They ask questions about things that intrigue them.
They always say ‘thank you.’
They search for joy in the tiny things – hot cups of coffee, sitting on sunny patios, changing into warm socks after being out in the rain. Because the little things add up.
They take breaks from the internet. They may have come to terms with the fact that trying to live ‘off the grid’ is pretty impossible – but they still make sure that their lives have a healthy balance, and that social media only takes up a small part of the space in their brain.
They ask for help when they need it, whether that’s asking a taller person to reach the top item on a grocery store shelf or reaching out to a friend when they’re struggling with severe anxiety. Whatever it is, big or small, they let themselves ask for help.
They remind themselves that tomorrow is always a new day.
They apologize when they screw up.
They get enough sleep. Maybe not tons. But always enough.
They always try to say ‘yes’ if they sense that something will be good, educational, enlightening, comforting, or beneficial for them in anyway – even if they don’t feel like saying ‘yes.’
But they also care enough about their health and their wellbeing to know when they need to say ‘no.’
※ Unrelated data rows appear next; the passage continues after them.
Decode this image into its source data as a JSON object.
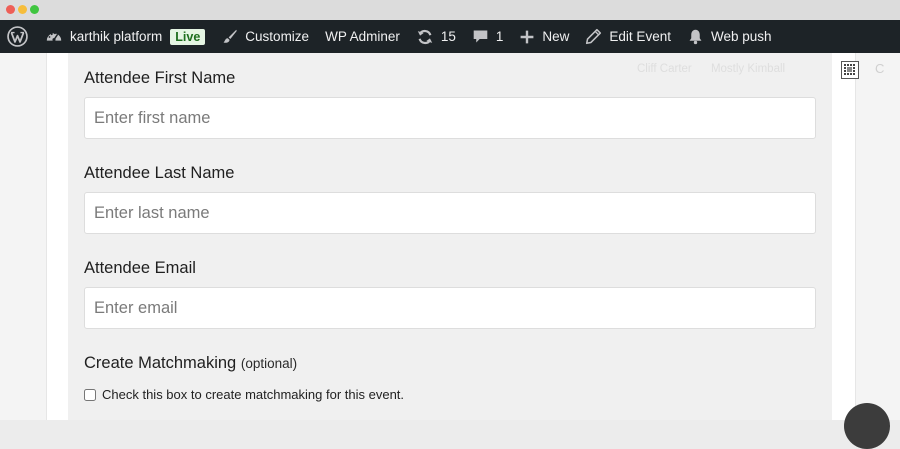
{
  "adminbar": {
    "site_name": "karthik platform",
    "live_badge": "Live",
    "customize": "Customize",
    "wp_adminer": "WP Adminer",
    "updates_count": "15",
    "comments_count": "1",
    "new": "New",
    "edit_event": "Edit Event",
    "web_push": "Web push"
  },
  "faded_header": {
    "item1": "Cliff Carter",
    "item2": "Mostly Kimball"
  },
  "form": {
    "first_name": {
      "label": "Attendee First Name",
      "placeholder": "Enter first name",
      "value": ""
    },
    "last_name": {
      "label": "Attendee Last Name",
      "placeholder": "Enter last name",
      "value": ""
    },
    "email": {
      "label": "Attendee Email",
      "placeholder": "Enter email",
      "value": ""
    },
    "matchmaking": {
      "label": "Create Matchmaking",
      "optional_note": "(optional)",
      "checkbox_label": "Check this box to create matchmaking for this event.",
      "checked": false
    }
  },
  "icons": {
    "wordpress": "wordpress-logo-icon",
    "dashboard": "dashboard-gauge-icon",
    "customize": "brush-icon",
    "updates": "refresh-icon",
    "comments": "comment-bubble-icon",
    "new": "plus-icon",
    "edit": "pencil-icon",
    "web_push": "bell-icon"
  },
  "colors": {
    "adminbar_bg": "#1d2327",
    "adminbar_text": "#f0f0f1",
    "live_badge_bg": "#e5f5e3",
    "live_badge_text": "#1e6e1e",
    "form_panel_bg": "#f0f0f0"
  }
}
They remember that all humans are complicated beings and that everyone has a side to them that most people don’t understand.
They especially remember this when they’re having to deal with someone they really don’t like. It dilutes their irritation and always helps them to be more compassionate.
They tell people they love them.
They make other people feel seen, heard, and cared about.
They remember to look up, they remember to look around, they remember to be grateful that they’re alive.